* **Exercise prompt**: Would you write out every entry exactly, but without the pictures?

----------------

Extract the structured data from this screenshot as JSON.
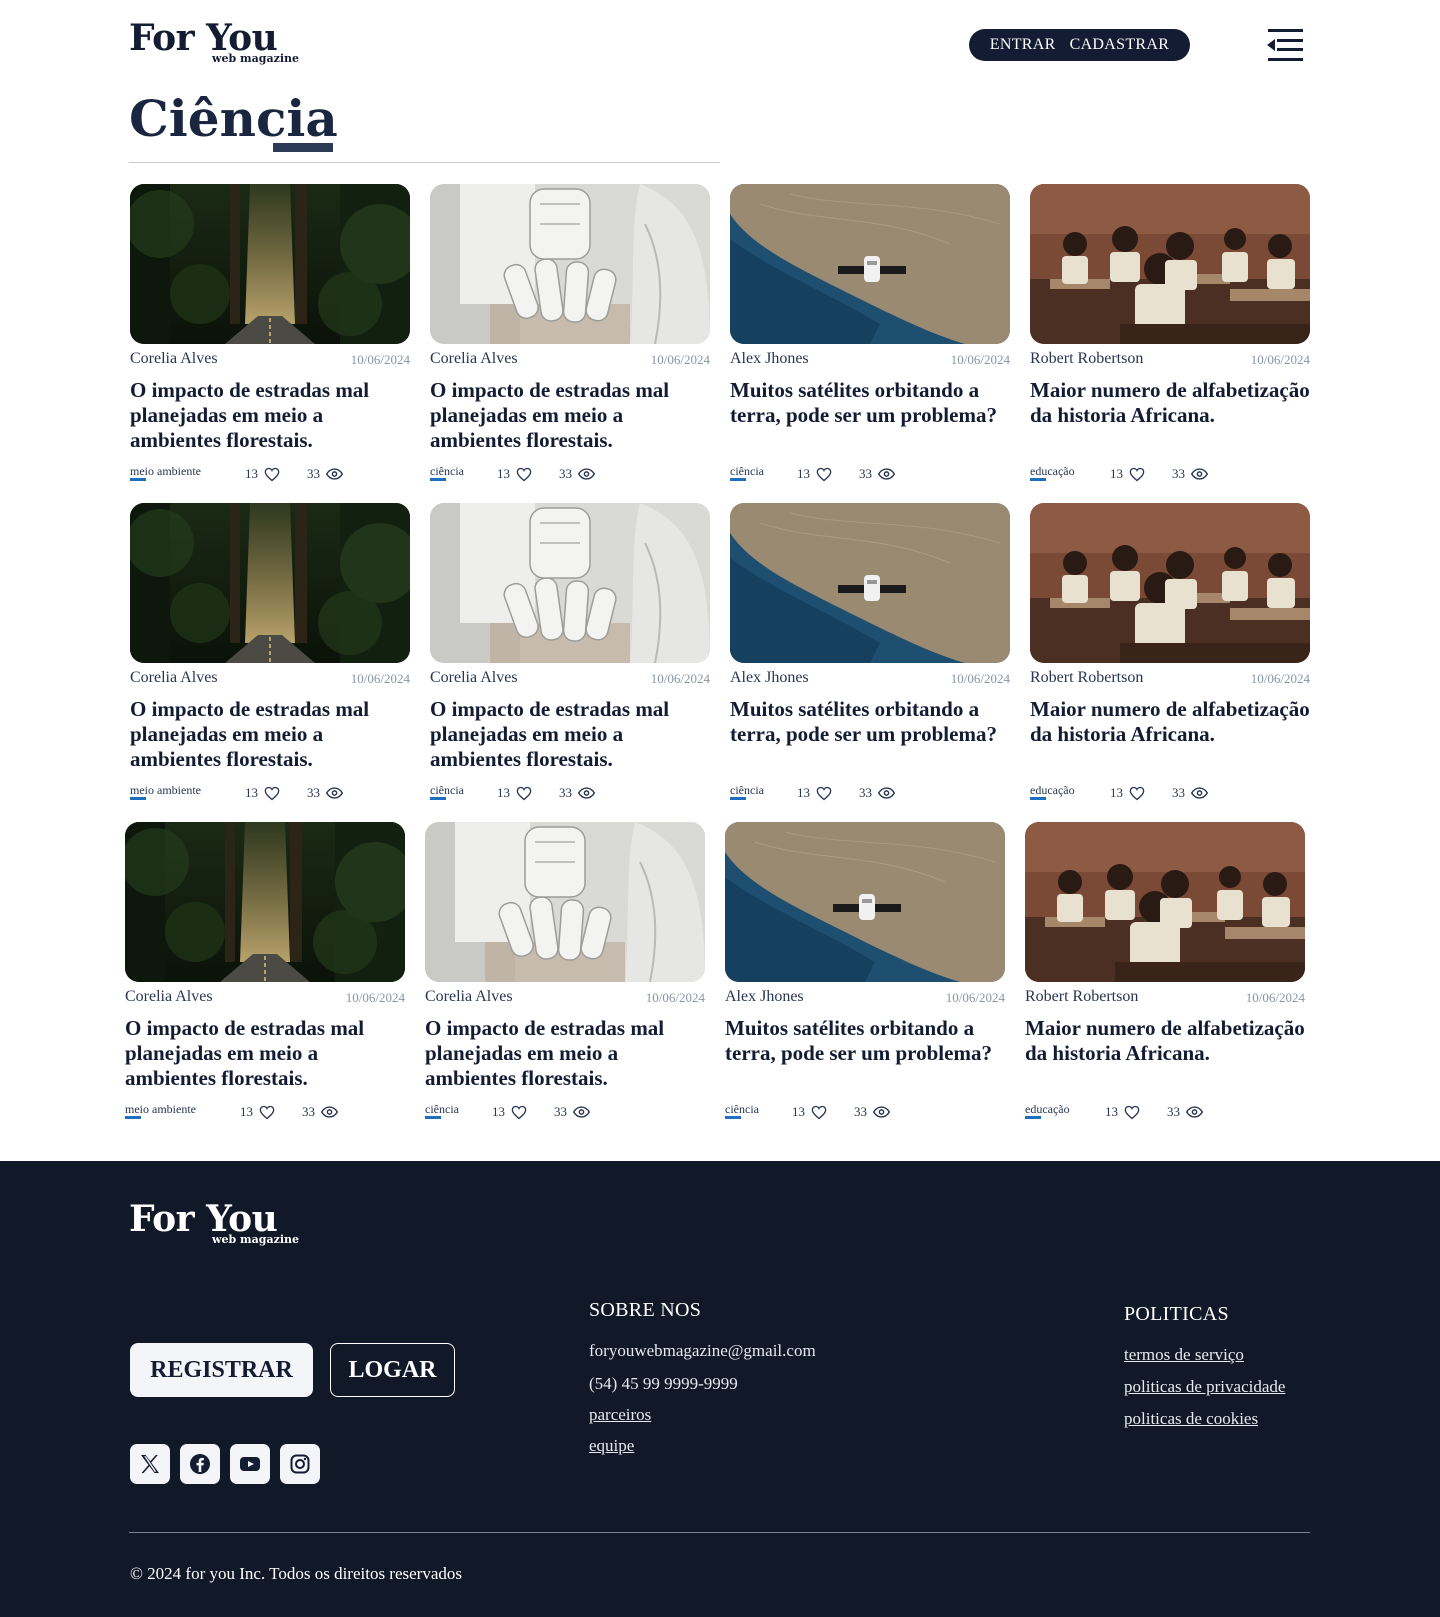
{
  "header": {
    "logo_main": "For You",
    "logo_sub": "web magazine",
    "login_label": "ENTRAR",
    "signup_label": "CADASTRAR"
  },
  "section": {
    "title": "Ciência"
  },
  "cards": [
    {
      "image": "forest-road",
      "author": "Corelia Alves",
      "date": "10/06/2024",
      "title": "O impacto de estradas mal planejadas em meio a ambientes florestais.",
      "tag": "meio ambiente",
      "likes": "13",
      "views": "33"
    },
    {
      "image": "robot-hand",
      "author": "Corelia Alves",
      "date": "10/06/2024",
      "title": "O impacto de estradas mal planejadas em meio a ambientes florestais.",
      "tag": "ciência",
      "likes": "13",
      "views": "33"
    },
    {
      "image": "satellite-earth",
      "author": "Alex Jhones",
      "date": "10/06/2024",
      "title": "Muitos satélites orbitando a terra, pode ser um problema?",
      "tag": "ciência",
      "likes": "13",
      "views": "33"
    },
    {
      "image": "classroom",
      "author": "Robert Robertson",
      "date": "10/06/2024",
      "title": "Maior numero de alfabetização da historia Africana.",
      "tag": "educação",
      "likes": "13",
      "views": "33"
    },
    {
      "image": "forest-road",
      "author": "Corelia Alves",
      "date": "10/06/2024",
      "title": "O impacto de estradas mal planejadas em meio a ambientes florestais.",
      "tag": "meio ambiente",
      "likes": "13",
      "views": "33"
    },
    {
      "image": "robot-hand",
      "author": "Corelia Alves",
      "date": "10/06/2024",
      "title": "O impacto de estradas mal planejadas em meio a ambientes florestais.",
      "tag": "ciência",
      "likes": "13",
      "views": "33"
    },
    {
      "image": "satellite-earth",
      "author": "Alex Jhones",
      "date": "10/06/2024",
      "title": "Muitos satélites orbitando a terra, pode ser um problema?",
      "tag": "ciência",
      "likes": "13",
      "views": "33"
    },
    {
      "image": "classroom",
      "author": "Robert Robertson",
      "date": "10/06/2024",
      "title": "Maior numero de alfabetização da historia Africana.",
      "tag": "educação",
      "likes": "13",
      "views": "33"
    },
    {
      "image": "forest-road",
      "author": "Corelia Alves",
      "date": "10/06/2024",
      "title": "O impacto de estradas mal planejadas em meio a ambientes florestais.",
      "tag": "meio ambiente",
      "likes": "13",
      "views": "33"
    },
    {
      "image": "robot-hand",
      "author": "Corelia Alves",
      "date": "10/06/2024",
      "title": "O impacto de estradas mal planejadas em meio a ambientes florestais.",
      "tag": "ciência",
      "likes": "13",
      "views": "33"
    },
    {
      "image": "satellite-earth",
      "author": "Alex Jhones",
      "date": "10/06/2024",
      "title": "Muitos satélites orbitando a terra, pode ser um problema?",
      "tag": "ciência",
      "likes": "13",
      "views": "33"
    },
    {
      "image": "classroom",
      "author": "Robert Robertson",
      "date": "10/06/2024",
      "title": "Maior numero de alfabetização da historia Africana.",
      "tag": "educação",
      "likes": "13",
      "views": "33"
    }
  ],
  "footer": {
    "logo_main": "For You",
    "logo_sub": "web magazine",
    "register_label": "REGISTRAR",
    "login_label": "LOGAR",
    "social": [
      "x-icon",
      "facebook-icon",
      "youtube-icon",
      "instagram-icon"
    ],
    "about": {
      "title": "SOBRE NOS",
      "email": "foryouwebmagazine@gmail.com",
      "phone": "(54) 45  99 9999-9999",
      "partners": "parceiros",
      "team": "equipe"
    },
    "policies": {
      "title": "POLITICAS",
      "terms": "termos de serviço",
      "privacy": "politicas de privacidade",
      "cookies": "politicas de cookies"
    },
    "copyright": "© 2024 for you Inc. Todos os direitos reservados"
  },
  "colors": {
    "navy": "#141c33",
    "footer_bg": "#111827",
    "tag_accent": "#1f6fbf",
    "muted": "#8a93a6"
  }
}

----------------

* **Result of this task**:
Extract the structured data from this screenshot as JSON.
{
  "header": {
    "logo_main": "For You",
    "logo_sub": "web magazine",
    "login_label": "ENTRAR",
    "signup_label": "CADASTRAR"
  },
  "section": {
    "title": "Ciência"
  },
  "cards": [
    {
      "image": "forest-road",
      "author": "Corelia Alves",
      "date": "10/06/2024",
      "title": "O impacto de estradas mal planejadas em meio a ambientes florestais.",
      "tag": "meio ambiente",
      "likes": "13",
      "views": "33"
    },
    {
      "image": "robot-hand",
      "author": "Corelia Alves",
      "date": "10/06/2024",
      "title": "O impacto de estradas mal planejadas em meio a ambientes florestais.",
      "tag": "ciência",
      "likes": "13",
      "views": "33"
    },
    {
      "image": "satellite-earth",
      "author": "Alex Jhones",
      "date": "10/06/2024",
      "title": "Muitos satélites orbitando a terra, pode ser um problema?",
      "tag": "ciência",
      "likes": "13",
      "views": "33"
    },
    {
      "image": "classroom",
      "author": "Robert Robertson",
      "date": "10/06/2024",
      "title": "Maior numero de alfabetização da historia Africana.",
      "tag": "educação",
      "likes": "13",
      "views": "33"
    },
    {
      "image": "forest-road",
      "author": "Corelia Alves",
      "date": "10/06/2024",
      "title": "O impacto de estradas mal planejadas em meio a ambientes florestais.",
      "tag": "meio ambiente",
      "likes": "13",
      "views": "33"
    },
    {
      "image": "robot-hand",
      "author": "Corelia Alves",
      "date": "10/06/2024",
      "title": "O impacto de estradas mal planejadas em meio a ambientes florestais.",
      "tag": "ciência",
      "likes": "13",
      "views": "33"
    },
    {
      "image": "satellite-earth",
      "author": "Alex Jhones",
      "date": "10/06/2024",
      "title": "Muitos satélites orbitando a terra, pode ser um problema?",
      "tag": "ciência",
      "likes": "13",
      "views": "33"
    },
    {
      "image": "classroom",
      "author": "Robert Robertson",
      "date": "10/06/2024",
      "title": "Maior numero de alfabetização da historia Africana.",
      "tag": "educação",
      "likes": "13",
      "views": "33"
    },
    {
      "image": "forest-road",
      "author": "Corelia Alves",
      "date": "10/06/2024",
      "title": "O impacto de estradas mal planejadas em meio a ambientes florestais.",
      "tag": "meio ambiente",
      "likes": "13",
      "views": "33"
    },
    {
      "image": "robot-hand",
      "author": "Corelia Alves",
      "date": "10/06/2024",
      "title": "O impacto de estradas mal planejadas em meio a ambientes florestais.",
      "tag": "ciência",
      "likes": "13",
      "views": "33"
    },
    {
      "image": "satellite-earth",
      "author": "Alex Jhones",
      "date": "10/06/2024",
      "title": "Muitos satélites orbitando a terra, pode ser um problema?",
      "tag": "ciência",
      "likes": "13",
      "views": "33"
    },
    {
      "image": "classroom",
      "author": "Robert Robertson",
      "date": "10/06/2024",
      "title": "Maior numero de alfabetização da historia Africana.",
      "tag": "educação",
      "likes": "13",
      "views": "33"
    }
  ],
  "footer": {
    "logo_main": "For You",
    "logo_sub": "web magazine",
    "register_label": "REGISTRAR",
    "login_label": "LOGAR",
    "social": [
      "x-icon",
      "facebook-icon",
      "youtube-icon",
      "instagram-icon"
    ],
    "about": {
      "title": "SOBRE NOS",
      "email": "foryouwebmagazine@gmail.com",
      "phone": "(54) 45  99 9999-9999",
      "partners": "parceiros",
      "team": "equipe"
    },
    "policies": {
      "title": "POLITICAS",
      "terms": "termos de serviço",
      "privacy": "politicas de privacidade",
      "cookies": "politicas de cookies"
    },
    "copyright": "© 2024 for you Inc. Todos os direitos reservados"
  },
  "colors": {
    "navy": "#141c33",
    "footer_bg": "#111827",
    "tag_accent": "#1f6fbf",
    "muted": "#8a93a6"
  }
}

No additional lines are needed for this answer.